### WORK REQUIRED
What is wanted is an exact copy of all the entries.

Interface dataset entries:
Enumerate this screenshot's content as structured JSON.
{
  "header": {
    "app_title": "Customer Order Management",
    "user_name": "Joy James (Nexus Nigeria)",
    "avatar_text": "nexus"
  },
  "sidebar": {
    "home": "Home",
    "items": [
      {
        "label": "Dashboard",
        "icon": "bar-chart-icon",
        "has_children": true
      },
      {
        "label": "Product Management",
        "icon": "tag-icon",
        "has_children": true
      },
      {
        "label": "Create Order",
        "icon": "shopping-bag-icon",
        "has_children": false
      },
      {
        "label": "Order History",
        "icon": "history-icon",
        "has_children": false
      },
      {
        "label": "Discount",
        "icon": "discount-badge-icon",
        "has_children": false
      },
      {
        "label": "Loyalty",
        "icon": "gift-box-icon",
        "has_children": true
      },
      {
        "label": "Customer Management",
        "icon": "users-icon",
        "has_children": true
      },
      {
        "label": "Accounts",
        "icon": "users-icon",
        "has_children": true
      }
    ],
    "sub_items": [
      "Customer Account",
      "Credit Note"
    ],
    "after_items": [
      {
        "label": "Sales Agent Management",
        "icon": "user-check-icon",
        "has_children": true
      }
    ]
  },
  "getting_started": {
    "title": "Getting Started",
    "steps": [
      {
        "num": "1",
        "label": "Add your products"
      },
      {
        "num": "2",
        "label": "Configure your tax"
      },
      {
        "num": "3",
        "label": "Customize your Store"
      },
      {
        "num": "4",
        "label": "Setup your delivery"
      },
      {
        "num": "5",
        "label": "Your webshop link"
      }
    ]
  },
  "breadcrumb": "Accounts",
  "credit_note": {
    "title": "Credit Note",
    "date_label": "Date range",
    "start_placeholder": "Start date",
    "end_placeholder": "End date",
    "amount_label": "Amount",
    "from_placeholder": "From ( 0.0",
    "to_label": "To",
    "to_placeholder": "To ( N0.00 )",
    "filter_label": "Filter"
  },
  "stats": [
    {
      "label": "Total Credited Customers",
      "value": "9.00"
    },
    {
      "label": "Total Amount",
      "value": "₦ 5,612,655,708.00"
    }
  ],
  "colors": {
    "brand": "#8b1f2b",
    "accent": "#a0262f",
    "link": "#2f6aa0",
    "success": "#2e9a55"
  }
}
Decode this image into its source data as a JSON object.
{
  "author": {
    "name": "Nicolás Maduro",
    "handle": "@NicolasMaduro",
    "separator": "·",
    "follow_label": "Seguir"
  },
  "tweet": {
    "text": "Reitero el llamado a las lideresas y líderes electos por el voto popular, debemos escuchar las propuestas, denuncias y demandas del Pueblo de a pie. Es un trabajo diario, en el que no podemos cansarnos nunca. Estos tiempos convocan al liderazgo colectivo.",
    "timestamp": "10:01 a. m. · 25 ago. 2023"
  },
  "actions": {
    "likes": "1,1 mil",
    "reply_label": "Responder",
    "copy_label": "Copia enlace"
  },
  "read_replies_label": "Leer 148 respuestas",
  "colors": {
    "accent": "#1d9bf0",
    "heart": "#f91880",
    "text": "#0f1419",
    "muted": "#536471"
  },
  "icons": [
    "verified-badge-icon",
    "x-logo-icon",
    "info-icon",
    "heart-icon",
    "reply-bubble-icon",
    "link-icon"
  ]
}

### EXPECTED ANSWER
Enumerate this screenshot's content as structured JSON.
{
  "header": {
    "app_title": "Customer Order Management",
    "user_name": "Joy James (Nexus Nigeria)",
    "avatar_text": "nexus"
  },
  "sidebar": {
    "home": "Home",
    "items": [
      {
        "label": "Dashboard",
        "icon": "bar-chart-icon",
        "has_children": true
      },
      {
        "label": "Product Management",
        "icon": "tag-icon",
        "has_children": true
      },
      {
        "label": "Create Order",
        "icon": "shopping-bag-icon",
        "has_children": false
      },
      {
        "label": "Order History",
        "icon": "history-icon",
        "has_children": false
      },
      {
        "label": "Discount",
        "icon": "discount-badge-icon",
        "has_children": false
      },
      {
        "label": "Loyalty",
        "icon": "gift-box-icon",
        "has_children": true
      },
      {
        "label": "Customer Management",
        "icon": "users-icon",
        "has_children": true
      },
      {
        "label": "Accounts",
        "icon": "users-icon",
        "has_children": true
      }
    ],
    "sub_items": [
      "Customer Account",
      "Credit Note"
    ],
    "after_items": [
      {
        "label": "Sales Agent Management",
        "icon": "user-check-icon",
        "has_children": true
      }
    ]
  },
  "getting_started": {
    "title": "Getting Started",
    "steps": [
      {
        "num": "1",
        "label": "Add your products"
      },
      {
        "num": "2",
        "label": "Configure your tax"
      },
      {
        "num": "3",
        "label": "Customize your Store"
      },
      {
        "num": "4",
        "label": "Setup your delivery"
      },
      {
        "num": "5",
        "label": "Your webshop link"
      }
    ]
  },
  "breadcrumb": "Accounts",
  "credit_note": {
    "title": "Credit Note",
    "date_label": "Date range",
    "start_placeholder": "Start date",
    "end_placeholder": "End date",
    "amount_label": "Amount",
    "from_placeholder": "From ( 0.0",
    "to_label": "To",
    "to_placeholder": "To ( N0.00 )",
    "filter_label": "Filter"
  },
  "stats": [
    {
      "label": "Total Credited Customers",
      "value": "9.00"
    },
    {
      "label": "Total Amount",
      "value": "₦ 5,612,655,708.00"
    }
  ],
  "colors": {
    "brand": "#8b1f2b",
    "accent": "#a0262f",
    "link": "#2f6aa0",
    "success": "#2e9a55"
  }
}
Decode this image into its source data as a JSON object.
{
  "author": {
    "name": "Nicolás Maduro",
    "handle": "@NicolasMaduro",
    "separator": "·",
    "follow_label": "Seguir"
  },
  "tweet": {
    "text": "Reitero el llamado a las lideresas y líderes electos por el voto popular, debemos escuchar las propuestas, denuncias y demandas del Pueblo de a pie. Es un trabajo diario, en el que no podemos cansarnos nunca. Estos tiempos convocan al liderazgo colectivo.",
    "timestamp": "10:01 a. m. · 25 ago. 2023"
  },
  "actions": {
    "likes": "1,1 mil",
    "reply_label": "Responder",
    "copy_label": "Copia enlace"
  },
  "read_replies_label": "Leer 148 respuestas",
  "colors": {
    "accent": "#1d9bf0",
    "heart": "#f91880",
    "text": "#0f1419",
    "muted": "#536471"
  },
  "icons": [
    "verified-badge-icon",
    "x-logo-icon",
    "info-icon",
    "heart-icon",
    "reply-bubble-icon",
    "link-icon"
  ]
}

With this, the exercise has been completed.